I've a PostGIS database loaded with several tables filled with shapefiles. I'm using psycopg2 to access everything via python. I'm able to access the table names with the below query:

"""SELECT table_name 
              FROM information_schema.tables 
              WHERE table_schema = 'public'"""

which returns

('Sea Areas(PolyGrid)',)

But when i try and run a simple query like:

"""SELECT geom FROM 12NM_PolyGrid"""

it throws:

Error while connecting to PostgreSQL syntax error at or near "12"

I'm new to SQL so it could be simple error. Ultimately I would like to do a bounding box query like in this link. The results would then be placed in a geodataframe.

  • 1
    Best practice is to use legal SQL identifiers in table and column names. This means leading alpha, with alpha-numeric or underscore in the remaking characters, all lowercase. This permits case-insensitive access to columns. Using mixed-case identifiers is poor practice and using leading numerics is an antipattern. Since you are new at SQL, this is the best time to stop a practice that will cause failure and pain down the line. Do not use any identifier which would require double-quoting, and you won't have to use double-quotes.
    – Vince
    Commented Jan 5, 2020 at 13:12
  • 2
    Note that, while shapefiles might have been the source, your database does not have "several tables filled with shapefiles". Shapefile is an ancient file-based data format. The act of loading them is to the PG database creates PostGIS geometry columns (alongside other column types) in tables -- the data is no longer in shapefile format, so it would be more correct to describe as "several tables filled from shapefiles".
    – Vince
    Commented Jan 5, 2020 at 13:21

1 Answer 1


PostGreSQL (and thus PostGIS) don't like table (or column) names to start with digits or to have mixed case. So you need to add " around any name that does this. So, in your case the select statement is:

SELECT geom FROM "12NM_PolyGrid" 

which in a python string should probably be:

'SELECT geom FROM "12NM_PolyGrid"' 
  • Perfect, cheers Ian, must have been one of the few combinations I hadn’t tried! Commented Jan 6, 2020 at 11:38

Your Answer

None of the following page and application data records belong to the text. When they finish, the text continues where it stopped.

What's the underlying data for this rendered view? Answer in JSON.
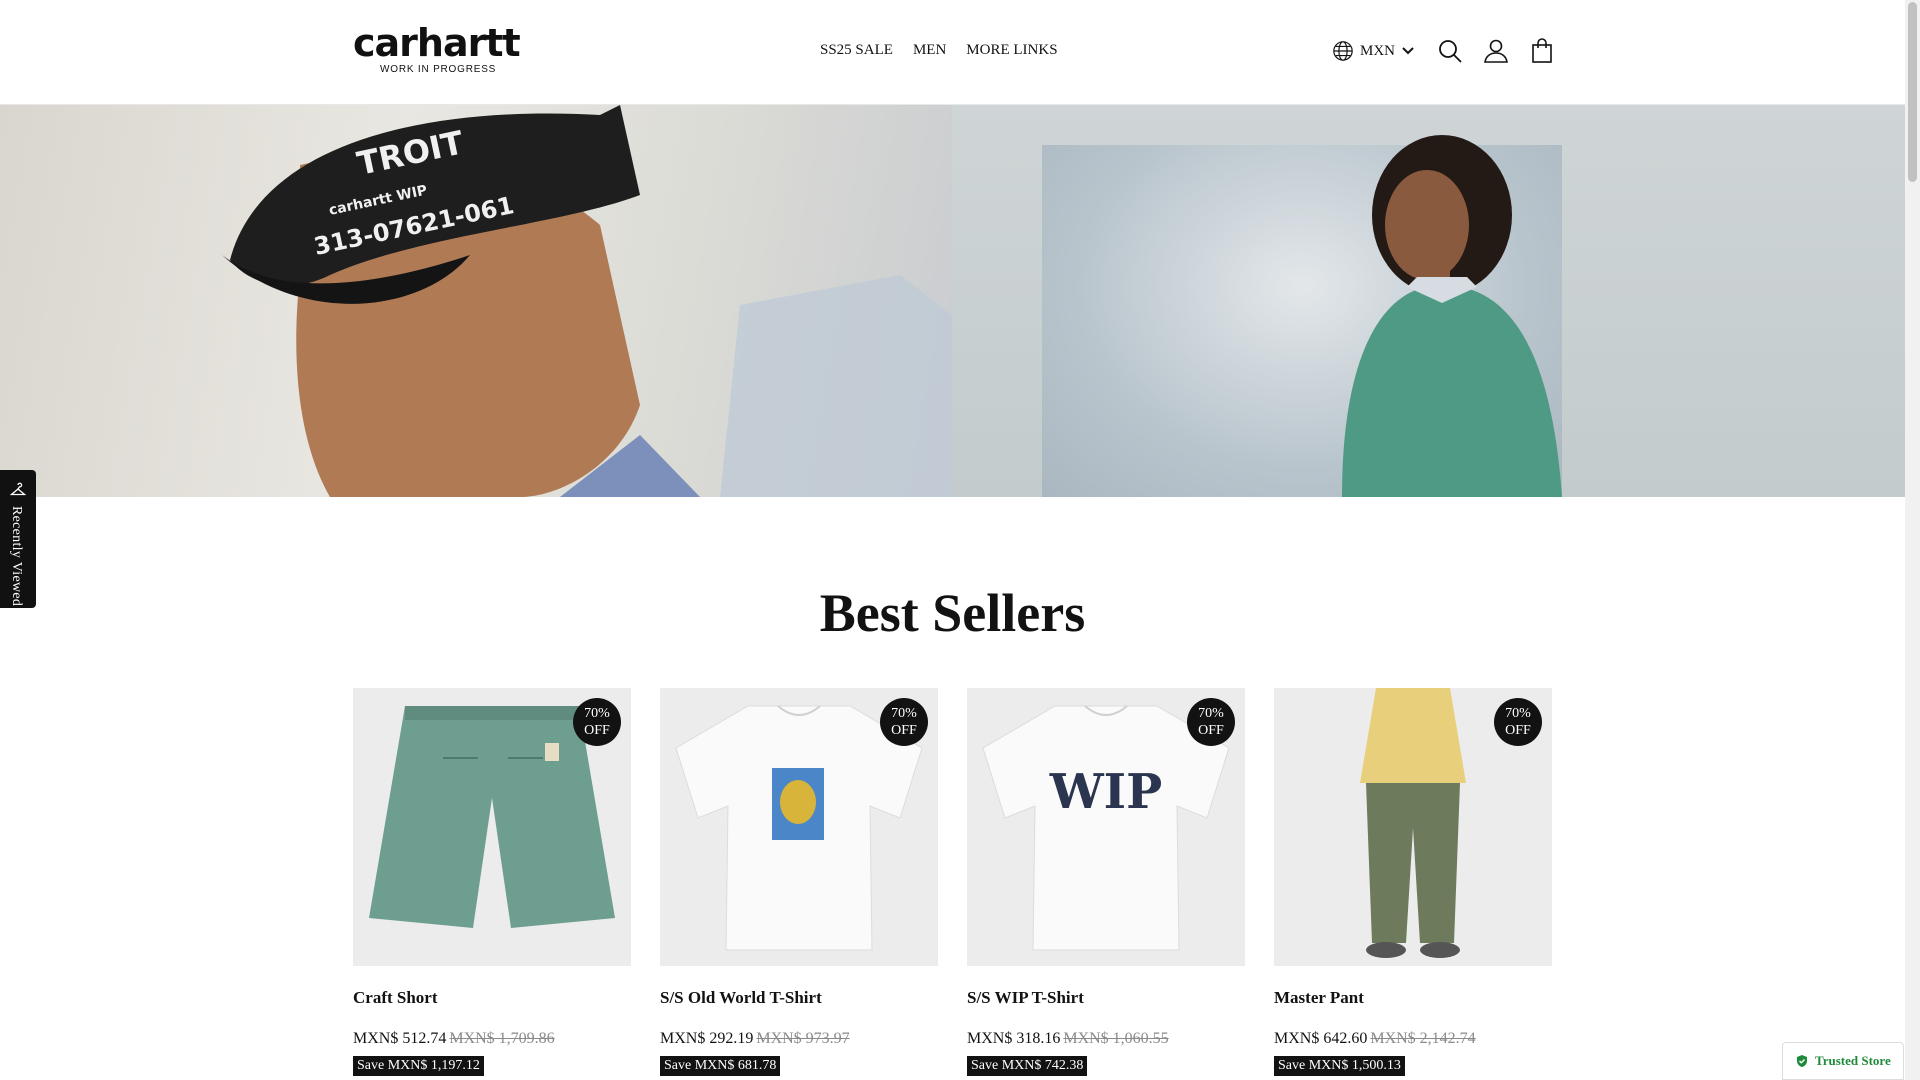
{
  "header": {
    "logo_text": "carhartt",
    "logo_sub": "WORK IN PROGRESS",
    "nav": [
      {
        "label": "SS25 SALE"
      },
      {
        "label": "MEN"
      },
      {
        "label": "MORE LINKS"
      }
    ],
    "currency": "MXN",
    "icons": [
      "globe-icon",
      "chevron-down-icon",
      "search-icon",
      "account-icon",
      "cart-icon"
    ]
  },
  "recently_viewed": {
    "label": "Recently Viewed",
    "icon": "hanger-icon"
  },
  "section": {
    "title": "Best Sellers"
  },
  "products": [
    {
      "name": "Craft Short",
      "badge_line1": "70%",
      "badge_line2": "OFF",
      "price": "MXN$ 512.74",
      "compare_price": "MXN$ 1,709.86",
      "save": "Save MXN$ 1,197.12"
    },
    {
      "name": "S/S Old World T-Shirt",
      "badge_line1": "70%",
      "badge_line2": "OFF",
      "price": "MXN$ 292.19",
      "compare_price": "MXN$ 973.97",
      "save": "Save MXN$ 681.78"
    },
    {
      "name": "S/S WIP T-Shirt",
      "badge_line1": "70%",
      "badge_line2": "OFF",
      "price": "MXN$ 318.16",
      "compare_price": "MXN$ 1,060.55",
      "save": "Save MXN$ 742.38"
    },
    {
      "name": "Master Pant",
      "badge_line1": "70%",
      "badge_line2": "OFF",
      "price": "MXN$ 642.60",
      "compare_price": "MXN$ 2,142.74",
      "save": "Save MXN$ 1,500.13"
    }
  ],
  "trusted_store": {
    "label": "Trusted Store"
  },
  "colors": {
    "accent": "#121212",
    "trusted_green": "#1f8a3a",
    "short_green": "#6e9e90",
    "pant_olive": "#6d7a5c"
  }
}
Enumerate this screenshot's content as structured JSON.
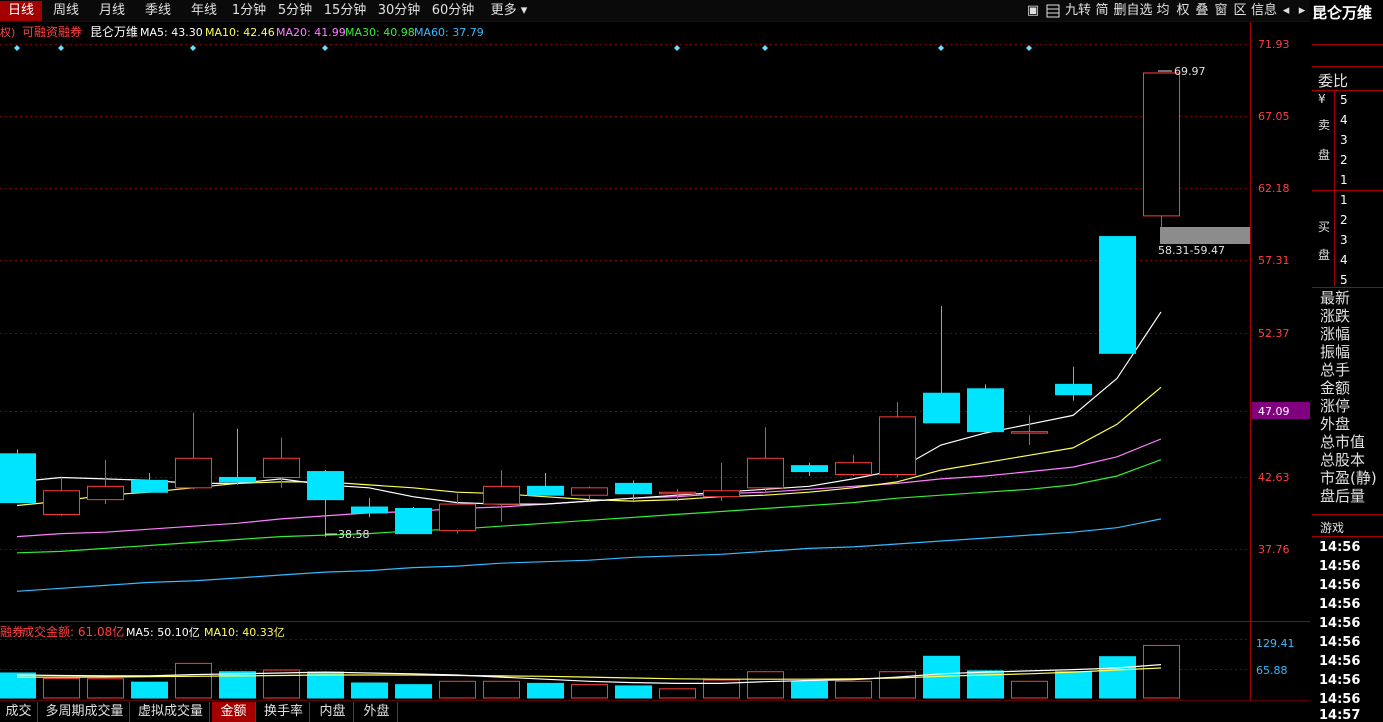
{
  "top_tabs": [
    {
      "label": "日线",
      "active": true
    },
    {
      "label": "周线"
    },
    {
      "label": "月线"
    },
    {
      "label": "季线"
    },
    {
      "label": "年线"
    },
    {
      "label": "1分钟"
    },
    {
      "label": "5分钟"
    },
    {
      "label": "15分钟"
    },
    {
      "label": "30分钟"
    },
    {
      "label": "60分钟"
    },
    {
      "label": "更多 ▾"
    }
  ],
  "toolbar": [
    "▣",
    "九转",
    "简",
    "删自选",
    "均",
    "权",
    "叠",
    "窗",
    "区",
    "信息",
    "◂",
    "▸"
  ],
  "stock_name": "昆仑万维",
  "main_legend": {
    "prefix": "权)",
    "tag": "可融资融券",
    "name": "昆仑万维",
    "ma5": "MA5: 43.30",
    "ma10": "MA10: 42.46",
    "ma20": "MA20: 41.99",
    "ma30": "MA30: 40.98",
    "ma60": "MA60: 37.79"
  },
  "price_axis": [
    "71.93",
    "67.05",
    "62.18",
    "57.31",
    "52.37",
    "47.09",
    "42.63",
    "37.76"
  ],
  "current_price_tag": "47.09",
  "annotations": {
    "high": "69.97",
    "low": "38.58",
    "gap": "58.31-59.47"
  },
  "volume_legend": {
    "tag": "融券",
    "label": "成交金额: 61.08亿",
    "ma5": "MA5: 50.10亿",
    "ma10": "MA10: 40.33亿"
  },
  "volume_axis": [
    "129.41",
    "65.88"
  ],
  "bottom_tabs": [
    {
      "label": "成交量"
    },
    {
      "label": "多周期成交量"
    },
    {
      "label": "虚拟成交量"
    },
    {
      "label": "金额",
      "active": true
    },
    {
      "label": "换手率"
    },
    {
      "label": "内盘"
    },
    {
      "label": "外盘"
    }
  ],
  "right_panel": {
    "weibi": "委比",
    "currency": "¥",
    "sell_label": [
      "卖",
      "盘"
    ],
    "sell_levels": [
      "5",
      "4",
      "3",
      "2",
      "1"
    ],
    "buy_label": [
      "买",
      "盘"
    ],
    "buy_levels": [
      "1",
      "2",
      "3",
      "4",
      "5"
    ],
    "stats": [
      "最新",
      "涨跌",
      "涨幅",
      "振幅",
      "总手",
      "金额",
      "涨停",
      "外盘",
      "总市值",
      "总股本",
      "市盈(静)",
      "盘后量"
    ],
    "trades_header": "游戏",
    "times": [
      "14:56",
      "14:56",
      "14:56",
      "14:56",
      "14:56",
      "14:56",
      "14:56",
      "14:56",
      "14:56",
      "14:57"
    ]
  },
  "colors": {
    "up": "#ff3c3c",
    "down": "#00e5ff",
    "ma5": "#ffffff",
    "ma10": "#ffff55",
    "ma20": "#ff80ff",
    "ma30": "#33ee33",
    "ma60": "#33bbff",
    "grid": "#7a0000",
    "axis_text": "#ff4040",
    "price_tag_bg": "#800080"
  },
  "chart_data": {
    "type": "candlestick",
    "price_ylim": [
      35.0,
      74.0
    ],
    "candles": [
      {
        "o": 44.2,
        "h": 44.5,
        "l": 40.9,
        "c": 40.9
      },
      {
        "o": 40.1,
        "h": 42.6,
        "l": 40.0,
        "c": 41.7
      },
      {
        "o": 41.1,
        "h": 43.8,
        "l": 40.8,
        "c": 42.0
      },
      {
        "o": 42.4,
        "h": 42.9,
        "l": 41.6,
        "c": 41.6
      },
      {
        "o": 41.9,
        "h": 47.0,
        "l": 41.8,
        "c": 43.9
      },
      {
        "o": 42.6,
        "h": 45.9,
        "l": 42.1,
        "c": 42.3
      },
      {
        "o": 42.6,
        "h": 45.3,
        "l": 41.9,
        "c": 43.9
      },
      {
        "o": 43.0,
        "h": 43.1,
        "l": 38.58,
        "c": 41.1
      },
      {
        "o": 40.6,
        "h": 41.2,
        "l": 39.9,
        "c": 40.2
      },
      {
        "o": 40.5,
        "h": 40.6,
        "l": 38.8,
        "c": 38.8
      },
      {
        "o": 39.0,
        "h": 41.5,
        "l": 38.8,
        "c": 40.8
      },
      {
        "o": 40.8,
        "h": 43.1,
        "l": 39.6,
        "c": 42.0
      },
      {
        "o": 42.0,
        "h": 42.9,
        "l": 41.4,
        "c": 41.4
      },
      {
        "o": 41.4,
        "h": 42.0,
        "l": 41.0,
        "c": 41.9
      },
      {
        "o": 42.2,
        "h": 42.4,
        "l": 41.0,
        "c": 41.5
      },
      {
        "o": 41.5,
        "h": 41.8,
        "l": 41.0,
        "c": 41.6
      },
      {
        "o": 41.3,
        "h": 43.6,
        "l": 41.0,
        "c": 41.7
      },
      {
        "o": 41.9,
        "h": 46.0,
        "l": 41.6,
        "c": 43.9
      },
      {
        "o": 43.4,
        "h": 43.6,
        "l": 42.7,
        "c": 43.0
      },
      {
        "o": 42.8,
        "h": 44.1,
        "l": 42.7,
        "c": 43.6
      },
      {
        "o": 42.8,
        "h": 47.7,
        "l": 42.6,
        "c": 46.7
      },
      {
        "o": 48.3,
        "h": 54.2,
        "l": 47.4,
        "c": 46.3
      },
      {
        "o": 48.6,
        "h": 48.9,
        "l": 45.7,
        "c": 45.7
      },
      {
        "o": 45.6,
        "h": 46.8,
        "l": 44.8,
        "c": 45.7
      },
      {
        "o": 48.9,
        "h": 50.1,
        "l": 47.8,
        "c": 48.2
      },
      {
        "o": 58.9,
        "h": 58.9,
        "l": 51.0,
        "c": 51.0
      },
      {
        "o": 60.3,
        "h": 69.97,
        "l": 58.9,
        "c": 69.97
      }
    ],
    "ma5": [
      42.3,
      42.6,
      42.5,
      42.4,
      42.2,
      42.2,
      42.5,
      42.1,
      41.9,
      41.3,
      40.9,
      40.8,
      40.8,
      41.0,
      41.2,
      41.4,
      41.6,
      41.8,
      42.0,
      42.5,
      43.1,
      44.8,
      45.6,
      46.2,
      46.8,
      49.3,
      53.8
    ],
    "ma10": [
      40.7,
      41.0,
      41.4,
      41.6,
      41.9,
      42.2,
      42.3,
      42.3,
      42.1,
      41.9,
      41.6,
      41.5,
      41.3,
      41.1,
      41.0,
      41.1,
      41.3,
      41.4,
      41.6,
      41.9,
      42.3,
      43.1,
      43.6,
      44.1,
      44.6,
      46.2,
      48.7
    ],
    "ma20": [
      38.6,
      38.8,
      38.9,
      39.1,
      39.3,
      39.5,
      39.8,
      40.0,
      40.2,
      40.3,
      40.5,
      40.6,
      40.8,
      41.0,
      41.2,
      41.3,
      41.5,
      41.6,
      41.8,
      42.0,
      42.2,
      42.5,
      42.7,
      43.0,
      43.3,
      44.0,
      45.2
    ],
    "ma30": [
      37.5,
      37.6,
      37.8,
      38.0,
      38.2,
      38.4,
      38.6,
      38.7,
      38.8,
      39.0,
      39.1,
      39.3,
      39.5,
      39.7,
      39.9,
      40.1,
      40.3,
      40.5,
      40.7,
      40.9,
      41.2,
      41.4,
      41.6,
      41.8,
      42.1,
      42.7,
      43.8
    ],
    "ma60": [
      34.9,
      35.1,
      35.3,
      35.5,
      35.6,
      35.8,
      36.0,
      36.2,
      36.3,
      36.5,
      36.6,
      36.8,
      36.9,
      37.0,
      37.2,
      37.3,
      37.4,
      37.6,
      37.8,
      37.9,
      38.1,
      38.3,
      38.5,
      38.7,
      38.9,
      39.2,
      39.8
    ],
    "volume_ylim": [
      0,
      140
    ],
    "amount": [
      60,
      47,
      46,
      38,
      83,
      63,
      67,
      62,
      36,
      32,
      40,
      40,
      35,
      32,
      29,
      22,
      43,
      63,
      40,
      40,
      63,
      100,
      65,
      40,
      63,
      99,
      126
    ],
    "amount_ma5": [
      55,
      54,
      53,
      53,
      56,
      58,
      60,
      62,
      60,
      58,
      55,
      50,
      45,
      40,
      37,
      35,
      35,
      39,
      42,
      44,
      50,
      58,
      62,
      65,
      68,
      72,
      80
    ],
    "amount_ma10": [
      50,
      50,
      50,
      51,
      52,
      53,
      54,
      55,
      55,
      55,
      54,
      53,
      52,
      50,
      48,
      46,
      45,
      45,
      45,
      46,
      48,
      52,
      55,
      58,
      62,
      67,
      72
    ]
  }
}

By clicking “Post Your Answer”, you agree to our terms of service and acknowledge you have read our privacy policy.

Not the answer you're looking for? Browse other questions tagged or ask your own question.